Tiltshift lenses provide so much more than the selective focus-look we all know so well.
Photo: IAN PLANT
Plant used shift (to keep the trees vertical) and tilt (to keep all the trilliums in focus) on his 24mm f/3.5L Canon TS-E lens on a Canon EOS 5D. Exposure, 2.5 sec at f/16. For more on this technique, go to PopPhoto.com/tiltshift.
This funny though real term refers to the apparent near-infinite depth of field achieved by tilting a T/S lens in a certain way relative to the subject. Besides the great depth, it has another advantage: You can achieve the effect with fairly moderate apertures, and hence use faster shutter speeds. That’s why nature photographers like T/S lenses—they allow a fast enough shutter speed to keep wildflowers from blurring on a breezy day.

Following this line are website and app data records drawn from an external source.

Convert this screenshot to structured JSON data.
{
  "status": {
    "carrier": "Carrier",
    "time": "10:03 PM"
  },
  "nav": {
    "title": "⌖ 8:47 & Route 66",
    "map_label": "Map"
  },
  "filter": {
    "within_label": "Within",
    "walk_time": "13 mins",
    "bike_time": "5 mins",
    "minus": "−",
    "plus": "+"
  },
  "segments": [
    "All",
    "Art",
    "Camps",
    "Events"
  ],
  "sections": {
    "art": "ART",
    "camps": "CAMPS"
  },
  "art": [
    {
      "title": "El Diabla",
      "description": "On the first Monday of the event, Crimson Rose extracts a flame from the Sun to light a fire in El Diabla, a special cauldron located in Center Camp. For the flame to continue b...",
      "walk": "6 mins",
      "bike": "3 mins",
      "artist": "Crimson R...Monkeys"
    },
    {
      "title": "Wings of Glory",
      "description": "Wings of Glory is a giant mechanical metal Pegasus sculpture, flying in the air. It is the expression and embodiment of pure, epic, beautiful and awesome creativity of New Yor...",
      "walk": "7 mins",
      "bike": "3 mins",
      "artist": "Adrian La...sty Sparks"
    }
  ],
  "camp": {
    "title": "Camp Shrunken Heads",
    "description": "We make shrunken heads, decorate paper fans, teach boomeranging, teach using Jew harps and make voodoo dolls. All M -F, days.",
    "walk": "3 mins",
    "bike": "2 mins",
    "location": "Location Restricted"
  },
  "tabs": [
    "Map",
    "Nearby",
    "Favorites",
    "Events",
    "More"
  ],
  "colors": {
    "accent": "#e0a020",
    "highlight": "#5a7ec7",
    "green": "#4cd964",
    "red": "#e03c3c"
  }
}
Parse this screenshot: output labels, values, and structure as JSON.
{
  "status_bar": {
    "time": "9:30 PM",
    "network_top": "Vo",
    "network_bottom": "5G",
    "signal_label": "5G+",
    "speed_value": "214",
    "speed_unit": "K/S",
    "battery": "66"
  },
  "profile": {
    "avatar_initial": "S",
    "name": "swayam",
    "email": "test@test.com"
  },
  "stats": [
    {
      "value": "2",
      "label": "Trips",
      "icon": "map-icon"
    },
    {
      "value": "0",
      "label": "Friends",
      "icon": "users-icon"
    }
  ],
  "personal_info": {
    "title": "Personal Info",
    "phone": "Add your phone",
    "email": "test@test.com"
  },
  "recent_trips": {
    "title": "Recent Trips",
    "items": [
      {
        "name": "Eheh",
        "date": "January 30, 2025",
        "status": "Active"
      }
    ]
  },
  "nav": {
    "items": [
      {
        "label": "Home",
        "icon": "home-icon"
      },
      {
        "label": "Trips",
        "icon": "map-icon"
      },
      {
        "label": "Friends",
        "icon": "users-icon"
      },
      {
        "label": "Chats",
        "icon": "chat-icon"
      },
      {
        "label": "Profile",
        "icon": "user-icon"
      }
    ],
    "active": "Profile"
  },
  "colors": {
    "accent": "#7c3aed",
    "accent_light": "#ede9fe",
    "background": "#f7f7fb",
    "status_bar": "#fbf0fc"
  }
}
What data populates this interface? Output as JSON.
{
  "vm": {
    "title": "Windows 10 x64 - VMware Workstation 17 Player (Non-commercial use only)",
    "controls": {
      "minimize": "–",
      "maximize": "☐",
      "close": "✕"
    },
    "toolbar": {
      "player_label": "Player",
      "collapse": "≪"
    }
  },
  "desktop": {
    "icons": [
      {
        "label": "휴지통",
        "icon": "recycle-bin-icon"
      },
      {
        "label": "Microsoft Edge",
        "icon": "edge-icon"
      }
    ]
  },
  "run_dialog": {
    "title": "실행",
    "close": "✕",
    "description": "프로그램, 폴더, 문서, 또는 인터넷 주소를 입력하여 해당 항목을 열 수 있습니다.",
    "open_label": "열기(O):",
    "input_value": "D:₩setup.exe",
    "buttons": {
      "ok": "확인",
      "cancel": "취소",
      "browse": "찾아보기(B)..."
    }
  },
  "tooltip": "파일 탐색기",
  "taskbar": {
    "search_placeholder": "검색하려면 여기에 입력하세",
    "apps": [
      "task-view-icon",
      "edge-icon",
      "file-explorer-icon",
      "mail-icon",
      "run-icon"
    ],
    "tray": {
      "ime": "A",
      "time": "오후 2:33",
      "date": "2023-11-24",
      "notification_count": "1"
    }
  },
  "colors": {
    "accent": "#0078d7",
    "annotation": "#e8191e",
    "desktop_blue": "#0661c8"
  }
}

How it works: By tilting the plane of focus in the same direction as the plane of the subject, you get much more of that subject plane in focus, near to far. Technically this isn’t increased depth of field, which is simply the zone of “acceptable” sharpness for a lens focused conventionally. With Scheimpflug, the image is actually in focus at various points along the subject plane.
How to do it: Trial and error. To start, zero the lens tilt, and focus about one-third into the zone you want to keep sharp. Then tilt or swing the lens toward the subject plane: For the flower in the foreground and tree midground, you’d tilt downward; for a picket fence at an angle to you, you’d swing the lens sideways toward the fence. Then fiddle with focus again. Then fiddle with tilt again—and repeat. Check depth of field by stopping down the lens to shooting aperture. A tripod, of course, is mandatory.